Now, finally, it's time to give general manager John Idzik a midseason report card.
Comment: If we graded on the quality and quantity of his news conferences, Idzik would be in danger of failing. But that's not his job; his job is to procure talent. The bottom line is, Idzik has changed the culture of the organization (a transition that caused many growing pains) and has fielded a competitive team in what was supposed to be a rebuilding year. It's important to note that Idzik has accomplished much of it with the holdover staff from the Mike Tannenbaum administration, many of whom he jettisoned after the draft. He's on his own now.
Five takeaways on Idzik's performance:
1. The Revis blockbuster: The idea to trade cornerback Darrelle Revis came down from owner Woody Johnson; it was Idzik's job to execute the deal. Considering the Tampa Bay Buccaneers were the only interested team, Idzik did well to get first- and third-round picks for the injured star. The Jets would be a better team this season with Revis -- duh -- but it was never about 2013. Wood-zik assessed his signability, the cap situation and the team's current talent level, deciding the Jets would be better in the long term if they moved their best player. It was the right call.

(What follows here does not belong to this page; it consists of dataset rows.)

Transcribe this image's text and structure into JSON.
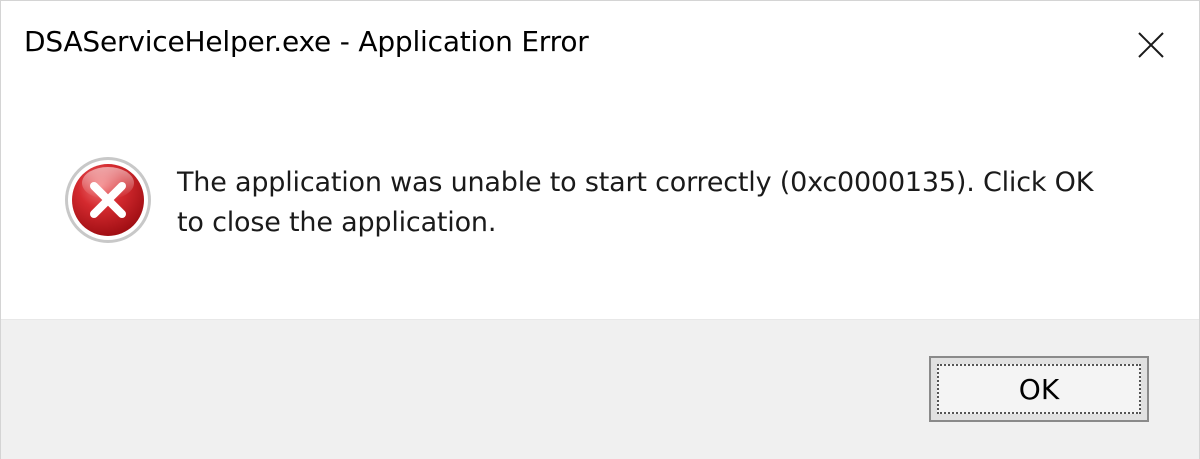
{
  "window": {
    "title": "DSAServiceHelper.exe - Application Error",
    "close_icon": "close-icon"
  },
  "content": {
    "icon": "error-icon",
    "icon_color": "#c4161c",
    "message_line1": "The application was unable to start correctly (0xc0000135). Click OK",
    "message_line2": "to close the application."
  },
  "footer": {
    "ok_label": "OK",
    "background": "#f0f0f0"
  }
}
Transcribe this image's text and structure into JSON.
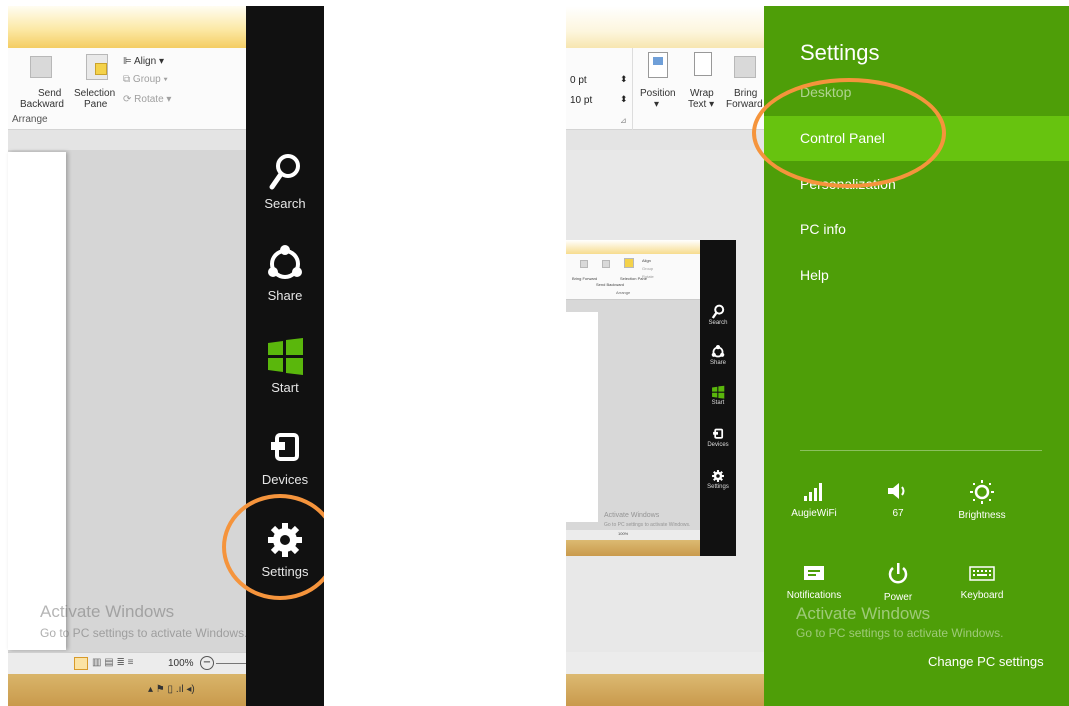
{
  "left": {
    "ribbon": {
      "send_backward": "Send",
      "send_backward_2": "Backward",
      "selection_pane": "Selection",
      "selection_pane_2": "Pane",
      "align": "Align",
      "group": "Group",
      "rotate": "Rotate",
      "section": "Arrange"
    },
    "charms": {
      "search": "Search",
      "share": "Share",
      "start": "Start",
      "devices": "Devices",
      "settings": "Settings"
    },
    "watermark": {
      "title": "Activate Windows",
      "subtitle": "Go to PC settings to activate Windows."
    },
    "status": {
      "zoom": "100%"
    }
  },
  "right": {
    "ribbon": {
      "spin1": "0 pt",
      "spin2": "10 pt",
      "position": "Position",
      "wrap_text": "Wrap",
      "wrap_text_2": "Text",
      "bring_forward": "Bring",
      "bring_forward_2": "Forward"
    },
    "thumbnail": {
      "bring_forward": "Bring",
      "bring_forward_2": "Forward",
      "send_backward": "Send",
      "send_backward_2": "Backward",
      "selection_pane": "Selection",
      "selection_pane_2": "Pane",
      "align": "Align",
      "group": "Group",
      "rotate": "Rotate",
      "section": "Arrange",
      "search": "Search",
      "share": "Share",
      "start": "Start",
      "devices": "Devices",
      "settings": "Settings",
      "watermark_title": "Activate Windows",
      "watermark_sub": "Go to PC settings to activate Windows.",
      "zoom": "100%"
    },
    "settings": {
      "title": "Settings",
      "items": [
        "Desktop",
        "Control Panel",
        "Personalization",
        "PC info",
        "Help"
      ],
      "quick": {
        "network": "AugieWiFi",
        "volume": "67",
        "brightness": "Brightness",
        "notifications": "Notifications",
        "power": "Power",
        "keyboard": "Keyboard"
      },
      "watermark_title": "Activate Windows",
      "watermark_sub": "Go to PC settings to activate Windows.",
      "change_pc_settings": "Change PC settings"
    }
  },
  "colors": {
    "settings_bg": "#4e9e08",
    "settings_selected": "#67c30f",
    "charms_bg": "#111111",
    "callout": "#f5943c",
    "start_green": "#5ab70c"
  }
}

2. Strength in numbers: The Jets have five rookies in the starting lineup -- QB Geno Smith, LG Brian Winters, FB Tommy Bohanon, DT Sheldon Richardson and CB Dee Milliner. In terms of numbers, this could be their deepest draft in 30-plus years. The problem is that only one rookie -- Richardson -- has demonstrated star quality. Milliner, chosen ninth overall, still is a question mark. It would be a major miss if he doesn't pan out. My other issue with the draft is that it didn't add any firepower to the offense. Of course, years from now, Idzik's first draft will be defined by Smith. If he becomes a winning quarterback, it will be deemed a rousing success. If not ...
3. The Richardson pick: This was considered a luxury pick because the Jets had drafted defensive linemen in the previous two first rounds, but Idzik listened to his scouts and truly selected the best available athlete. Richardson was rated among the top four players on their draft board, so Idzik jumped at the chance to grab him at No. 13 (from the Revis trade). It took conviction to go defense-defense with the first two picks, especially with all the needs on offense, but Idzik approached it like a man with a long-term plan.
4. Offseason misses: Idzik didn't distinguish himself in free agency. In fact, only two free-agent additions are full-time contributors -- RG Willie Colon and S Dawan Landry. Idzik made a mess with RB Mike Goodson and he overestimated QB David Garrard, whose tally sheet consists of one short-lived retirement and no offensive snaps. RB Chris Ivory, Idzik's biggest offseason acquisition (via trade), took two months to get warmed up. Fortunately for him, Idzik didn't waste any big bucks on his misses; he took the cheap approach on his first foray into free agency. That should change next year, when they can clear $16.5 million by unloading QB Mark Sanchez and WR Santonio Holmes.
5. Adjusting on the fly: Because of injuries, the Jets have used a league-high 29 players on offense. It's not easy to acquire capable fill-ins during the season, but Idzik has patched holes with the likes of WR David Nelson, WR/KR Josh Cribbs, TE Zach Sudfeld and WR Greg Salas. I give most of the credit to the coaching staff for assimilating the new players on the fly, but give Idzik some props for finding the bodies amid the NFL scrap heap.